__Exercise brief__:
Each entry needs to be given again, character for character.
===== Information
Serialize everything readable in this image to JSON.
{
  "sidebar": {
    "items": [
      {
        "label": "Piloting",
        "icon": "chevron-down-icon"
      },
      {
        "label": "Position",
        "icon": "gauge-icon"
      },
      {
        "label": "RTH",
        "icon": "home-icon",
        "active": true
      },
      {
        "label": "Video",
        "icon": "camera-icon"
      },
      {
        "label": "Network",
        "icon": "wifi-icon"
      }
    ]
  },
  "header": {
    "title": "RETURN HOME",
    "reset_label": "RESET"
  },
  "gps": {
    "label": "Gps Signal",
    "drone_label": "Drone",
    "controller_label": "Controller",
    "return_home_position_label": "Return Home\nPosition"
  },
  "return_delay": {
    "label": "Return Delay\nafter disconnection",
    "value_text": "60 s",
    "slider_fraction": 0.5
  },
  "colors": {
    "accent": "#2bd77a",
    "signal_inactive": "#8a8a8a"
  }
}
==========
__Result of this exercise__:
Serialize everything readable in this image to JSON.
{
  "sidebar": {
    "items": [
      {
        "label": "Piloting",
        "icon": "chevron-down-icon"
      },
      {
        "label": "Position",
        "icon": "gauge-icon"
      },
      {
        "label": "RTH",
        "icon": "home-icon",
        "active": true
      },
      {
        "label": "Video",
        "icon": "camera-icon"
      },
      {
        "label": "Network",
        "icon": "wifi-icon"
      }
    ]
  },
  "header": {
    "title": "RETURN HOME",
    "reset_label": "RESET"
  },
  "gps": {
    "label": "Gps Signal",
    "drone_label": "Drone",
    "controller_label": "Controller",
    "return_home_position_label": "Return Home\nPosition"
  },
  "return_delay": {
    "label": "Return Delay\nafter disconnection",
    "value_text": "60 s",
    "slider_fraction": 0.5
  },
  "colors": {
    "accent": "#2bd77a",
    "signal_inactive": "#8a8a8a"
  }
}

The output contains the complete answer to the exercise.